In I’m Glad My Mom Died, Jennette recounts all this in unflinching detail—just as she chronicles what happens when the dream finally comes true. Cast in a new Nickelodeon series called iCarly, she is thrust into fame. Though Mom is ecstatic, emailing fan club moderators and getting on a first-name basis with the paparazzi (“Hi Gale!”), Jennette is riddled with anxiety, shame, and self-loathing, which manifest into eating disorders, addiction, and a series of unhealthy relationships. These issues only get worse when, soon after taking the lead in the iCarly spinoff Sam & Cat alongside Ariana Grande, her mother dies of cancer. Finally, after discovering therapy and quitting acting, Jennette embarks on recovery and decides for the first time in her life what she really wants.
Told with refreshing candor and dark humor, I’m Glad My Mom Died is an inspiring story of resilience, independence, and the joy of shampooing your own hair.
I don’t know a lot about Jennette’s life in the public eye – I’m not really young enough to have watched her in iCarly, but I’ve heard a LOT about this book and I want to read more non-fiction, so was looking forward to giving this a go. This book definitely gives you a new respect for Jennette, and child actors like her who are under an enormous amount of pressure not only to please directors and agents but also their own parents.
I’m Glad My Mom Died is hard reading at times. I wanted to scream at her mum, and also at the other people around Jennette who didn’t realise what she was going through whilst she was growing up, or how her mother was abusing her.
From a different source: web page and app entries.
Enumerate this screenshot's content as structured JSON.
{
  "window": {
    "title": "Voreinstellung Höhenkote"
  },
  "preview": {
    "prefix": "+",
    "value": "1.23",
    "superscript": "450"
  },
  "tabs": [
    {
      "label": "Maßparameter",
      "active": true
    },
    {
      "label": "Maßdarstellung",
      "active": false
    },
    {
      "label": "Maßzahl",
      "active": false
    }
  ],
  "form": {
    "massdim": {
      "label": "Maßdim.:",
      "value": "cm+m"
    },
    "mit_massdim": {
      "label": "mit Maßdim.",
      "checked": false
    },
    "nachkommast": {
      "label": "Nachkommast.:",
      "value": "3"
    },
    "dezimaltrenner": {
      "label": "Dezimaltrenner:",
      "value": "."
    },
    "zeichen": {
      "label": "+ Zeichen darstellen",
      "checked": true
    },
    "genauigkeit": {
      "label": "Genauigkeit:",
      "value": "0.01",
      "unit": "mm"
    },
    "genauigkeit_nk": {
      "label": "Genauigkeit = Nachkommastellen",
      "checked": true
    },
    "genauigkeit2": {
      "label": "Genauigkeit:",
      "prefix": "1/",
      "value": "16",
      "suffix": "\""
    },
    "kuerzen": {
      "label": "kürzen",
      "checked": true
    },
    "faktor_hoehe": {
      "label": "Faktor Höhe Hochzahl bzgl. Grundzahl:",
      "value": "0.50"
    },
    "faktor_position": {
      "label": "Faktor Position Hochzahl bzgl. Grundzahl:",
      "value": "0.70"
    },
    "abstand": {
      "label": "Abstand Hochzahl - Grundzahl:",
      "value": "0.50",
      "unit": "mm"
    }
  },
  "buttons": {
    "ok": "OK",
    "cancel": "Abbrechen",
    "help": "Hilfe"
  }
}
If you have any experience of eating disorders I’d say probably stay away from this book, but if not then I think it’s an interesting read.
I really enjoyed reading Jennette’s story from childhood to an adult struggling, with so many issues, and seeing the acting industry through the eyes of a child, and the extra pressures that come with that kind of career, even without a mother like Jennette’s or ‘The Creator’, a director at Nickelodeon who really needs to get his comeuppance!
The writing itself isn’t anything to shout about – it’s written engagingly enough as the subject is so intriguing, but I wouldn’t say it’s anything special in terms of the language used, and it’s very American in its choice of words (unsurprisingly)! It is, however, a very easy to read – I raced through it and found it really gripping.
I’m Glad My Mom Died is a fascinating but heartbreaking story and makes me want to add far more autobiographies to my reading list.